• Frohlich, A.; Taylor, M. J. Algebraic number theory. Cambridge Studies in Advanced Mathematics, 27. Cambridge University Press, Cambridge, 1993. Emphasizes the role of valuations.
• Neukirch, Jürgen Algebraic number theory. Translated from the 1992 German original and with a note by Norbert Schappacher. With a foreword by G. Harder. Grundlehren der Mathematischen Wissenschaften [Fundamental Principles of Mathematical Sciences], 322. Springer-Verlag, Berlin, 1999. Excellent book. Lots of material, including class field theory. Nice treatment of number fields from the point of view of Arakelov geometry. Zeta and L-functions too (the approach complements the material in Cassels-Frohlich). Full details of just about everything.
• Lang, Serge Algebraic number theory. Second edition. Graduate Texts in Mathematics, 110. Springer-Verlag, New York, 1994. A classic. Unique tone.
• Marcus, Number Fields. Springer-Verlag, New York, 1977. Another classic. Very hands on, with many detailed examples and exercises. Highly recommended by certain number theorists for self-study.
• Rodriguez Villegas, Fernando. Experimental number theory. Oxford Graduate Texts in Mathematics, 13. Oxford University Press, Oxford, 2007. Shows how to use computation to explore number theory and to formulate conjectures. Similar in spirit to many examples done in class (indeed, I learned tons of number theory from Fernando by having personal demonstrations of these ideas at various conferences and cafes). Very inspiring. Highly recommended.
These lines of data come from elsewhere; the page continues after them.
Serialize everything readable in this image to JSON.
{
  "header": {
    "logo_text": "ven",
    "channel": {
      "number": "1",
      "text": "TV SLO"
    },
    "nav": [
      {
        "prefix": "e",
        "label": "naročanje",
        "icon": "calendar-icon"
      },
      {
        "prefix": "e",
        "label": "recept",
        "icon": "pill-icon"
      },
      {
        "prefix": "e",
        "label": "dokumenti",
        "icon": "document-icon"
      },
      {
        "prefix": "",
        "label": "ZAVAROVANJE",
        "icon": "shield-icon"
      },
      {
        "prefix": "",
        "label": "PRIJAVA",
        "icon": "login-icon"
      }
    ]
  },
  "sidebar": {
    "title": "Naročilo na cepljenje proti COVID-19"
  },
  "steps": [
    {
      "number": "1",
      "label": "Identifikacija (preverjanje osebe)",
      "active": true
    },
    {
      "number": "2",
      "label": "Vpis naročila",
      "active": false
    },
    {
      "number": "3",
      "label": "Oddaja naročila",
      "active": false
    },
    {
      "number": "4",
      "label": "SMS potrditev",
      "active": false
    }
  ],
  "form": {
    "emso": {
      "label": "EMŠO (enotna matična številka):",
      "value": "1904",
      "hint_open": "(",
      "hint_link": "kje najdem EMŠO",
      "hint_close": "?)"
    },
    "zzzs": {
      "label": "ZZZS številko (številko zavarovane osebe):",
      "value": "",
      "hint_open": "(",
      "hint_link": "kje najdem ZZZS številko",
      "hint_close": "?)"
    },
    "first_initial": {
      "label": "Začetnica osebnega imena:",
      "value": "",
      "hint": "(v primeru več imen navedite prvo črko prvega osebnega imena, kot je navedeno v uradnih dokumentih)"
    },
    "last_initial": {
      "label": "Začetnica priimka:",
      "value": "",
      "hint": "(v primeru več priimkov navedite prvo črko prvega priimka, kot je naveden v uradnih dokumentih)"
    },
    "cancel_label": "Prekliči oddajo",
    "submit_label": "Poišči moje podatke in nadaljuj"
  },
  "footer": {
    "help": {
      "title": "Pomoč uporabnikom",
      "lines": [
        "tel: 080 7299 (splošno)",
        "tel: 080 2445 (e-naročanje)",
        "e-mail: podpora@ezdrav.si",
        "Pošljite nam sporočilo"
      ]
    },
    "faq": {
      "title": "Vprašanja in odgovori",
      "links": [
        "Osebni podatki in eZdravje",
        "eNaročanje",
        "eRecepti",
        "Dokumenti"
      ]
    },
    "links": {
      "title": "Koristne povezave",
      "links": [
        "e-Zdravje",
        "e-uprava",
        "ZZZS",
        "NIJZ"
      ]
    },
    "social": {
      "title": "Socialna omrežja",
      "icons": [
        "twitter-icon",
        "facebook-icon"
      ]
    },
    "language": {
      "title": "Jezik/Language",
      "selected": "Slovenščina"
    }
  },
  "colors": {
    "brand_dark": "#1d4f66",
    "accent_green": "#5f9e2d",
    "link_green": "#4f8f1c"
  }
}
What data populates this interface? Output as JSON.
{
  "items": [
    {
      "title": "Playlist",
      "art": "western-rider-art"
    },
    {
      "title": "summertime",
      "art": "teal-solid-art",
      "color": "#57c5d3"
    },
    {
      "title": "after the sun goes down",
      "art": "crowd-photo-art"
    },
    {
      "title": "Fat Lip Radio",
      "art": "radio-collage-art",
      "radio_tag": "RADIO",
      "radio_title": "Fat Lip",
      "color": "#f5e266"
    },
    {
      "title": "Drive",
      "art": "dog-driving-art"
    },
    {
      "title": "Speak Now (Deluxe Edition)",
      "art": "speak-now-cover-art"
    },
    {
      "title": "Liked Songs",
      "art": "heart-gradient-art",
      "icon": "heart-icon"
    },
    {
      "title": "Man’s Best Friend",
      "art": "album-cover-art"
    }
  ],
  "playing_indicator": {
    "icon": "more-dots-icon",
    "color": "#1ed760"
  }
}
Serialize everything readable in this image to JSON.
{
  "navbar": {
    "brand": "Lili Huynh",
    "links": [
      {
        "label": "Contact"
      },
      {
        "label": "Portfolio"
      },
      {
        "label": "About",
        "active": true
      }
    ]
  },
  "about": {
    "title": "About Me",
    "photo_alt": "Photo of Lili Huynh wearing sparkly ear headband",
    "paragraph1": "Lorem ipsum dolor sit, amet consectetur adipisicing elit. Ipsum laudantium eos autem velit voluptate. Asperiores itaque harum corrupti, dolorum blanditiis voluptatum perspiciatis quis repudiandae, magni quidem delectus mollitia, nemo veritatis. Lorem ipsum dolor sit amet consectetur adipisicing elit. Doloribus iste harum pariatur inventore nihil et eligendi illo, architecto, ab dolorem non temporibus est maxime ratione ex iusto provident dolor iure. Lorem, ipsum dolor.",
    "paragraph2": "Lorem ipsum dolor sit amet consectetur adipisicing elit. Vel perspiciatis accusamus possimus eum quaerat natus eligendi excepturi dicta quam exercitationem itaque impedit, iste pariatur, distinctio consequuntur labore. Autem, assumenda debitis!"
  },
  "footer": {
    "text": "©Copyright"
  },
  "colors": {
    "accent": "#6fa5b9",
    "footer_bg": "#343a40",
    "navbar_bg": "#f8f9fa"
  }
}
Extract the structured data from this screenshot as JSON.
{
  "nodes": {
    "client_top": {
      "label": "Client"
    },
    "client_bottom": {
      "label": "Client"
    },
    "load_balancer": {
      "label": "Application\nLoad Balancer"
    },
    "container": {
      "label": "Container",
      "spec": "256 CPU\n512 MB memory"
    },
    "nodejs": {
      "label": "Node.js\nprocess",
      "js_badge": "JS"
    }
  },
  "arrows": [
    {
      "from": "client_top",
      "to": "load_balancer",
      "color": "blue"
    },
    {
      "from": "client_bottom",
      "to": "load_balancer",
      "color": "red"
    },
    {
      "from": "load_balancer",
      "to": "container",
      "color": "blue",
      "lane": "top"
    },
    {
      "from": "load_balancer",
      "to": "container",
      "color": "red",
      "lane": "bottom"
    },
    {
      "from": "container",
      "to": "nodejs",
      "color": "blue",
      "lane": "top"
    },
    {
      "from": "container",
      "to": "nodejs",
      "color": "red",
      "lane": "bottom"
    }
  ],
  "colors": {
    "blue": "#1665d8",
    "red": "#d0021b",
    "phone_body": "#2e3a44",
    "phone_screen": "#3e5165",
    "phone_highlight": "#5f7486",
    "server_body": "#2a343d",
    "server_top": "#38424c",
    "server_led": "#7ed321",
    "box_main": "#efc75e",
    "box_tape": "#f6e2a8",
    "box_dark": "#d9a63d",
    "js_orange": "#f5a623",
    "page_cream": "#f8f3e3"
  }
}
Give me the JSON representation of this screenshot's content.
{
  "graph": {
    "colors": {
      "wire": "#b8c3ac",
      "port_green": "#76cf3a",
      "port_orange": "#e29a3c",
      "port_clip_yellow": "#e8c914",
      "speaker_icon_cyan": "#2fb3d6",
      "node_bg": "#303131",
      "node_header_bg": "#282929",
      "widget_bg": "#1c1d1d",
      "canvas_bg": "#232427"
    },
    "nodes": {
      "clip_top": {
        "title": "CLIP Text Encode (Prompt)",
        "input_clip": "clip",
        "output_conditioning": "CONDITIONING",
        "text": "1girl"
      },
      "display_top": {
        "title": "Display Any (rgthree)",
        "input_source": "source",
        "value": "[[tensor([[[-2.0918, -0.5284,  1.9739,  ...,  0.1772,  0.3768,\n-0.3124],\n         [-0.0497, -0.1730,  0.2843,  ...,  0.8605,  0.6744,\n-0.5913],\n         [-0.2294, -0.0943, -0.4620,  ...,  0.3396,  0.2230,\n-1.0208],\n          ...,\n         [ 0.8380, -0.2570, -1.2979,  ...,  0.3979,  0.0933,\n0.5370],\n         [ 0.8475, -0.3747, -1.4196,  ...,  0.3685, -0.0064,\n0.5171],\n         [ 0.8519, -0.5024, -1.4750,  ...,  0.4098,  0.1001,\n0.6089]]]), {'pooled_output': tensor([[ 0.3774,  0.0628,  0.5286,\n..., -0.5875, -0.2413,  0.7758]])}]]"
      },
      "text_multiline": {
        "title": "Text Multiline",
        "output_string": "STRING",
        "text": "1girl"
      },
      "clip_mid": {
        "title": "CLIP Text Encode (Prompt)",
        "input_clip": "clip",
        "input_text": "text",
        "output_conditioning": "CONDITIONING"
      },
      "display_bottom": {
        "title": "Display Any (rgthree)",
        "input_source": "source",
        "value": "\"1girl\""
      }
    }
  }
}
### Online references

Algebraic number theory is a central topic; there are many freely available sets of lecture notes floating around, in addition to Milne's. Here are a few I know about. I haven't read them, so can't give comments.

### Software

• Pari-GP is one of the standard tools for computations in number theory. Free, easy to install, easy to use. I use it all the time for quick computations, even those having nothing to do with number theory. Under active development with a large user group.
• SAGE is a free computational algebra system that includes Pari-GP as a subset (as well as many other free software packages). Under active development with a large user group.
• Magma is software package designed for computations in algebra, number theory, algebraic geometry and algebraic combinatorics. The philosophy of this system is rather different from that of Pari-GP. Like SAGE, it's much more "object-oriented." I don't use it much myself but know many that do and swear by it. Under active development with a large user group.
• KANT/KASH is another program that has a lot of the functionality of Pari, and offers more functionality in some other areas (like in dealing with finite fields and algebraic function fields). Free, easy to install, easy to use. Not sure if it's still in active development.

## Problems

Here is the list of problems (it will be updated every so often). Some problems might benefit from computer assistance; I recommend Pari-GP, SAGE, or Magma (the latter is not free but should be freely available to you as a grad student in our department).

## Code

Here are some GP scripts that have been used in prior incarnations of this class. You might also want to have a look at the Bordeaux database of number fields of low degree for some examples to play with.

• uniq.gp. Removes duplicate elements from a sorted vector.
• factsig.gp. Factors a polynomial mod p and returns the degrees of the irreducible factors.
• autorder.gp. Computes the order of a Galois automorphism.
• frob.gp. Computes the Frobenius conjugacy class in a Galois extension.